United Bank for Africa (UBA) celebrated Africa Day 2020, by bringing together global leaders at the 2nd UBA Africa Day Conversations, screened live across the continent. UBA helps set the debate around African economic development through its series of “Africa Conversations”.
This year, the focus was on the Sustainable Development Goals (SDGs) and the Covid-19 pandemic. Through this virtual panel discussion, leaders emphasised the need for meaningful collaboration between governments and the private sector, as a requirement for the quick recovery of the economy of the African continent post Covid-19.
The panel included the President of Liberia, H.E George Weah; United States Senator Chris Coons; the President & Chairman of the Board of Directors of the African Export–Import Bank (AFREXIMBANK), Professor Benedict Okey Oramah; President, International Committee of the Red Cross (ICRC), Peter Maurer; and was moderated by the Group Chairman, UBA Plc, Tony O. Elumelu.
Other leading voices contributing were the Founder, Africa CEO Forum, Amir Ben Yahmed; the Secretary-General of the African Caribbean and Pacific Group of States (ACP), H.E George Chikoti; Administrator, United Nations Development Program (UNDP), Achim Steiner and Donald Kaberuka, the former President of the African Union.
Elumelu spoke on the need to mobilise quickly and explained the necessity to identify a more fundamental solution to Africa’s challenges. “This is the time for us to deal with the situation, this is not the time for finger pointing, but for collaborative efforts by governments and organisations, to fight the pandemic globally.
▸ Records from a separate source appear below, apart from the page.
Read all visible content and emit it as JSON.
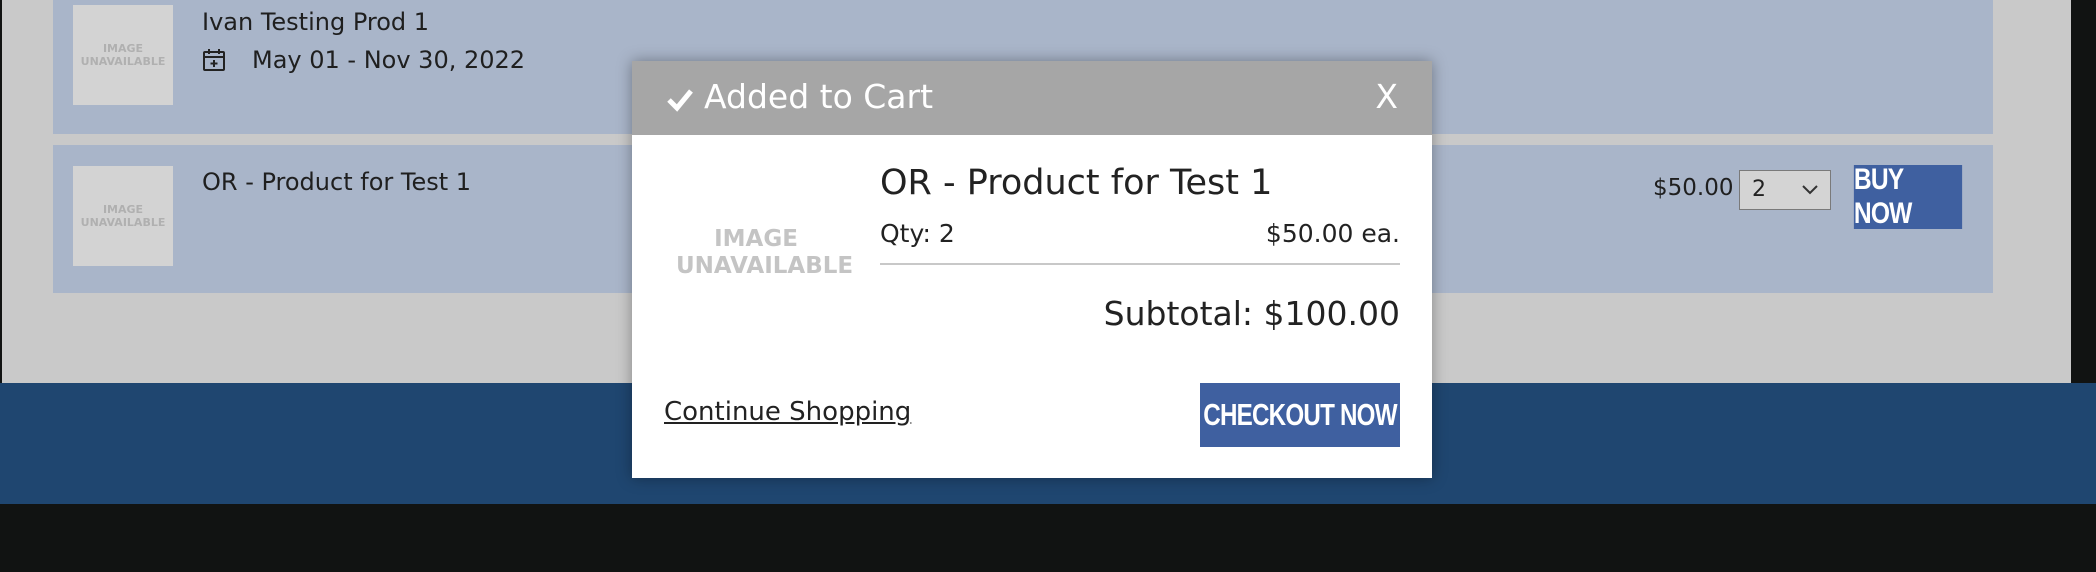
{
  "products": [
    {
      "thumb_line1": "IMAGE",
      "thumb_line2": "UNAVAILABLE",
      "name": "Ivan Testing Prod 1",
      "dates": "May 01 - Nov 30, 2022"
    },
    {
      "thumb_line1": "IMAGE",
      "thumb_line2": "UNAVAILABLE",
      "name": "OR - Product for Test 1",
      "price": "$50.00",
      "qty_selected": "2",
      "buy_label": "BUY NOW"
    }
  ],
  "modal": {
    "title": "Added to Cart",
    "close_label": "X",
    "image_line1": "IMAGE",
    "image_line2": "UNAVAILABLE",
    "product_name": "OR - Product for Test 1",
    "qty_text": "Qty: 2",
    "each_price": "$50.00 ea.",
    "subtotal": "Subtotal: $100.00",
    "continue_label": "Continue Shopping",
    "checkout_label": "CHECKOUT NOW"
  },
  "icons": {
    "calendar": "calendar-plus-icon",
    "check": "check-icon",
    "dropdown": "chevron-down-icon"
  },
  "colors": {
    "accent_button": "#3f60a0",
    "row_background": "#a9b5c9",
    "footer_blue": "#1f4670",
    "modal_header": "#a6a6a6"
  }
}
There is need to flatten the curve, we need global co-operation to stem global depression. Africa requires a large stimulus package, and we need long-term solutions to prevent a cycle of debt.”
Liberian President, George Weah, demonstrated how collaboration has assisted his country to stem the sufferings brought about by the coronavirus pandemic. “In Liberia we have taken measures to ease the financial burden on vulnerable business in the informal sector by providing small loan assistance to SMEs and traders. In addition, we are working with commercial banks to manage the repayment of loans as well as to create stimulus packages for citizens,” President Weah said.
US, Senator Chris Coons made valuable contributions to the discussions, saying “We must develop a vaccine that is free and affordable and freely distributed so that full economic activities can return. This is no time to be looking backwards. We recognise the power of collective collaboration on the continent.”
Prof. Benedict Okey Oramah called for the swift implementation of the African Continental Free Trade Area (AfCFTA) agreement and disclosed that Afrexim has made available $200million to supply fertilisers and grains amongst across Africa. The Afrexim boss asserted “If Africa allows hunger takeover the people, it will see an increase in insecurity, which will take a long time to overcome.”
George Chikoti of ACP, said that the huge task of economic recovery on the continent, rests on both the government and the private sector. “African governments need to accept the support of the Private Sector in alleviating the impact of the COVID-19 pandemic in Africa. We have so far been able to release $25m to all member states”, Chikoti added.
Achim Steiner of the UNDP focused on digital connectivity as an enabler of development. “What we need to look at is to find a way for government as a regulator and also as an investor, to leverage private sector investment into these areas” Steiner said.
Peter Maurer, President, ICRC, said there is the need to look at pandemics as part of a broader health system which needs stabilisation. “We must do more than life-saving. This pandemic has illustrated the weakness of health, water, sanitation and social systems, and we have to heavily invest into the stabilisation of these systems,” he said.
Amir Ben Yahmed said the crisis is going to be a super accelerator of already existing trends. “We have to get away from the commodity driven model which has failed in creating prosperity. “We need to use this crisis to take Africa to the next level. We also need to attain self-reliance. Self-reliance is an important goal,” Yamed said.
The UBA Africa Conversations concluded with the need to act quickly and effectively, highlighting that Africa has lessons to teach the world in containment, but was economically vulnerable.
As a contribution towards the fight against the COVID 19 global pandemic in Uganda, UBA Uganda made a donation of five hundred and seventy million shillings (UGX 570M) to the Government of Uganda. In addition to the donation, UBA Uganda has executed measures at its 15 branches to protect both its staff and customers from COVID -19, these include use of sanitizers, gloves and temperature thermometers. The Bank also waived charges on selected key services, in addition to encouraging customers to use its alternative channels for transacting.
UBA group made similar donations to 20 African countries where it has a presence, totaling to fourteen million US dollars (USD 14m).
The United Bank for Africa is a leading Pan-African financial institution offering banking services to more than twenty million customers globally. With footprint in 20 African countries including Uganda and presence globally in the United Kingdom, the USA and France, UBA is connecting people and businesses across Africa through retail, commercial and corporate banking, innovative cross border payments and remittances, trade finance and ancillary banking services.